ReplyDeleteThe recommended methods appear to be useful in initial studies when researchers do not have clear predictions, but the methods may not be widely useful for confirmatory research. If the research question is practical such as whether a certain type of shoe, or educational program, or medical treatment is better or worse than another, then it is reasonable that the researchers initially do not have a clear prediction and will use two-sided tests (although the sponsor of the research probably has a preferred outcome).

However, when the research questions are more theoretical, a two-sided test usually means the researchers do not have a clear theoretical prediction and want to have the flexibility to make up an explanation after looking at the results. Such post hoc explanations are often not distinguished from pre-specified theory given that the planned statistical analysis was significant. Science is based on making and testing predictions. Two-sided tests are usually the exploratory stage of research without a clear theoretically-based prediction.

The extreme case is when the only prediction is that the effect size is not zero, as has been common in psychological research in recent decades. This prediction is not falsifiable in principle because any finite sample size may have inadequate power to detect the extremely small effects consistent with the hypothesis. Without a smallest effect size of interest, research is not falsifiable.

The confirmatory research that is needed to make science valid and self correcting will usually be based on one-sided statistical tests with falsifiable predictions. Unfortunately statistical methods for conducting falsifiable research with classical (frequentist) statistics have not been widely known among psychological researchers. Such methods are described in a paper at

https://jeksite.org/psi/falsifiable_research.pdf .
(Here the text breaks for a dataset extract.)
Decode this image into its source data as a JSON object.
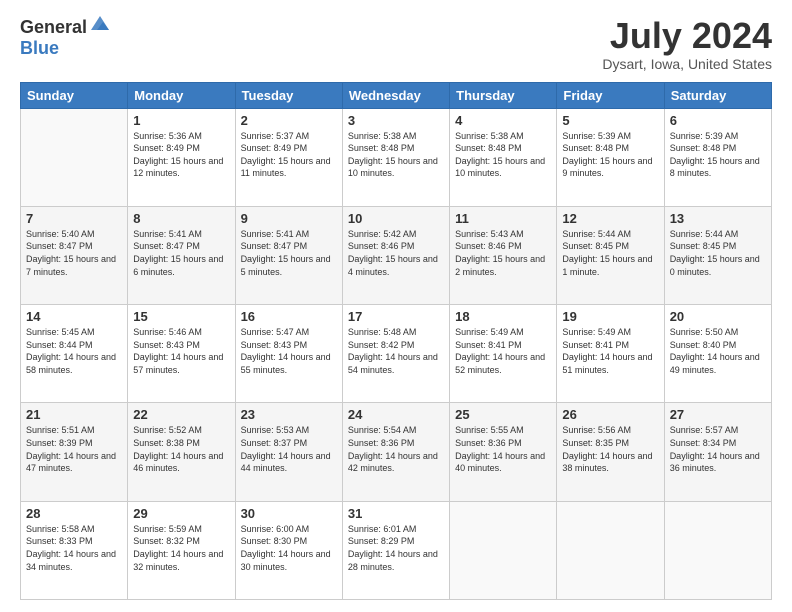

Hi Jim, the methods described in the blog are perfectly suited for confirmatory research. One-sided versions of equivalence tests exist (non-imferioritybtests, as explained in my papers). Thanks for the link to your pdf - it does contain some errors and outdated adice (see criticism on the 'power approach' in my equivalence testing papers - you might want to read the latest paper to improve your understanding of equivalence tests.

DeleteHi Daniel,
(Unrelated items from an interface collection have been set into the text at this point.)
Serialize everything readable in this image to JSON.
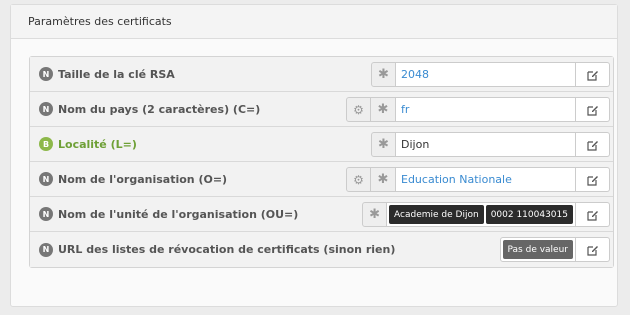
{
  "panel": {
    "title": "Paramètres des certificats"
  },
  "rows": [
    {
      "badge": "N",
      "label": "Taille de la clé RSA",
      "value": "2048"
    },
    {
      "badge": "N",
      "label": "Nom du pays (2 caractères) (C=)",
      "value": "fr"
    },
    {
      "badge": "B",
      "label": "Localité (L=)",
      "value": "Dijon"
    },
    {
      "badge": "N",
      "label": "Nom de l'organisation (O=)",
      "value": "Education Nationale"
    },
    {
      "badge": "N",
      "label": "Nom de l'unité de l'organisation (OU=)",
      "values": [
        "Academie de Dijon",
        "0002 110043015"
      ]
    },
    {
      "badge": "N",
      "label": "URL des listes de révocation de certificats (sinon rien)",
      "empty_label": "Pas de valeur"
    }
  ],
  "colors": {
    "normal_badge": "#777777",
    "basic_badge": "#8db84a",
    "link_value": "#3a8bd1"
  },
  "icons": {
    "required": "asterisk-icon",
    "multi": "gears-icon",
    "edit": "edit-icon"
  }
}
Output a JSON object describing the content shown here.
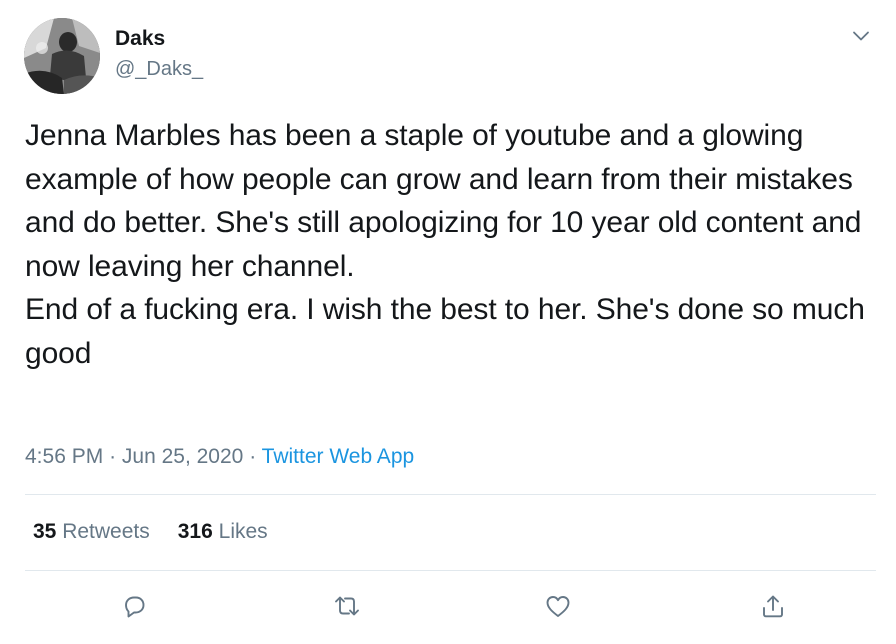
{
  "author": {
    "name": "Daks",
    "handle": "@_Daks_"
  },
  "tweet": {
    "text": "Jenna Marbles has been a staple of youtube and a glowing example of how people can grow and learn from their mistakes and do better. She's still apologizing for 10 year old content and now leaving her channel.\nEnd of a fucking era. I wish the best to her. She's done so much good",
    "time": "4:56 PM",
    "separator": "·",
    "date": "Jun 25, 2020",
    "source": "Twitter Web App"
  },
  "stats": {
    "retweets_count": "35",
    "retweets_label": "Retweets",
    "likes_count": "316",
    "likes_label": "Likes"
  },
  "icons": {
    "caret": "chevron-down-icon",
    "reply": "reply-icon",
    "retweet": "retweet-icon",
    "like": "heart-icon",
    "share": "share-icon"
  },
  "colors": {
    "text": "#14171a",
    "secondary": "#657786",
    "link": "#1b95e0",
    "divider": "#e1e8ed"
  }
}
ReplyDeleteI was wondering why this post, seemingly goes against what Hopkins and peers recommend on his peer reviewed website

https://sportscience.sportsci.org/2020/index.html

Even though here it seems like you were happy with the method outlined in sportsscience.sportssci.

https://discourse.datamethods.org/t/what-are-credible-priors-and-what-are-skeptical-priors/580/22

This comment has been removed by a blog administrator.

ReplyDeleteThis comment has been removed by a blog administrator.

ReplyDeleteThis comment has been removed by a blog administrator.

ReplyDeleteThis comment has been removed by a blog administrator.

ReplyDeleteThis comment has been removed by a blog administrator.

ReplyDeleteThis comment has been removed by a blog administrator.

ReplyDelete